PROBLEM TO WORK ON:
From the entries, copy each line that includes "Floor".

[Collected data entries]

== Segment start ==

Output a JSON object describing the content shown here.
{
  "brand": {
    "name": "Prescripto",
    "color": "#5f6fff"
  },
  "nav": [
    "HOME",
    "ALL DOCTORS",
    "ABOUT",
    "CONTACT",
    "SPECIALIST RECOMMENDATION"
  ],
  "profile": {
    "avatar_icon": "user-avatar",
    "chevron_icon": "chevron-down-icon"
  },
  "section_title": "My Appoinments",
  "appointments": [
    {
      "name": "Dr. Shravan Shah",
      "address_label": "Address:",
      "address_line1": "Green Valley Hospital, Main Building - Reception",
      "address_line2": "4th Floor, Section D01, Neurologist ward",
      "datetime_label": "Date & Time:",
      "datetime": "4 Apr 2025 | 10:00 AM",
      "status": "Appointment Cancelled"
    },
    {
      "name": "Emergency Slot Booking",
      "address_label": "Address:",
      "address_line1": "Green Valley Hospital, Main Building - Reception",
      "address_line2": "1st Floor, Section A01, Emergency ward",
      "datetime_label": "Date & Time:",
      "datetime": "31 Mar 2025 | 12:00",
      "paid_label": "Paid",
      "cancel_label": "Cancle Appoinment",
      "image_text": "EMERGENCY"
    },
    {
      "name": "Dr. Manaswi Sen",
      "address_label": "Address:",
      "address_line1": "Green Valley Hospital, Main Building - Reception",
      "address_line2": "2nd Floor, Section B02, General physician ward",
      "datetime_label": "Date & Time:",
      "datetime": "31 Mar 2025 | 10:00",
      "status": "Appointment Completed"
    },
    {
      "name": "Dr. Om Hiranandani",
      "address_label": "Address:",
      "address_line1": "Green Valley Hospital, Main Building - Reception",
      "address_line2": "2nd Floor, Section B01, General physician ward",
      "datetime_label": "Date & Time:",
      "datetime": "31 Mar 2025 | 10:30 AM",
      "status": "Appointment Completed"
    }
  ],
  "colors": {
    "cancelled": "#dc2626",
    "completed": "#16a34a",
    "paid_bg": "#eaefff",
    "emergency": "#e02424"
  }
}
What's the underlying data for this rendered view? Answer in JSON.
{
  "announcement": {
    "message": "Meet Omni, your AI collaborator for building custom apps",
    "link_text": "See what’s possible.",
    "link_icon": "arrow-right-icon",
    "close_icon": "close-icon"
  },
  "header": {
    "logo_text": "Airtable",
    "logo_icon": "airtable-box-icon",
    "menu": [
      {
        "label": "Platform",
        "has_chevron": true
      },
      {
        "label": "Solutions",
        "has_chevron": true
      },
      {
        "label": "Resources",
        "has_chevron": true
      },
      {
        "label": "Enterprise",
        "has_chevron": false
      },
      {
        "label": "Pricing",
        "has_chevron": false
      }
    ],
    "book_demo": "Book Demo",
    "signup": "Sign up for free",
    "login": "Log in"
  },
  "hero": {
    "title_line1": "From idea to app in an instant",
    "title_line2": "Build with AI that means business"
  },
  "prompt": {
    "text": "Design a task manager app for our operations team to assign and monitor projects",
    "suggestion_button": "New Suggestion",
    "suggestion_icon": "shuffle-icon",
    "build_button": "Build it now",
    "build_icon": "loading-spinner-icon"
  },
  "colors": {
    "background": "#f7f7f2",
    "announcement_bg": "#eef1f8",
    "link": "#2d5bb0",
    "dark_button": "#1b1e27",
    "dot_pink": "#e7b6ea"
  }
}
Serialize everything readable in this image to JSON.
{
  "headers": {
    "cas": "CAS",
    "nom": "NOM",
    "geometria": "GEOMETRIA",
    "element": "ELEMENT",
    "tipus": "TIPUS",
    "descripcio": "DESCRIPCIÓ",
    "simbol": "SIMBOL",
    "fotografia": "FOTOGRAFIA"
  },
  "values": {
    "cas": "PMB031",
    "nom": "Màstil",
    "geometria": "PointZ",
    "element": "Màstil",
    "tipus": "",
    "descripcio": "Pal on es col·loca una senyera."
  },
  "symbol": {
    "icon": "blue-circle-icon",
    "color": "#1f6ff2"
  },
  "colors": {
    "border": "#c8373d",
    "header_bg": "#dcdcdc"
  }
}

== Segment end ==

RESPONSE AREA:
      "address_line2": "4th Floor, Section D01, Neurologist ward",
      "address_line2": "1st Floor, Section A01, Emergency ward",
      "address_line2": "2nd Floor, Section B02, General physician ward",
      "address_line2": "2nd Floor, Section B01, General physician ward",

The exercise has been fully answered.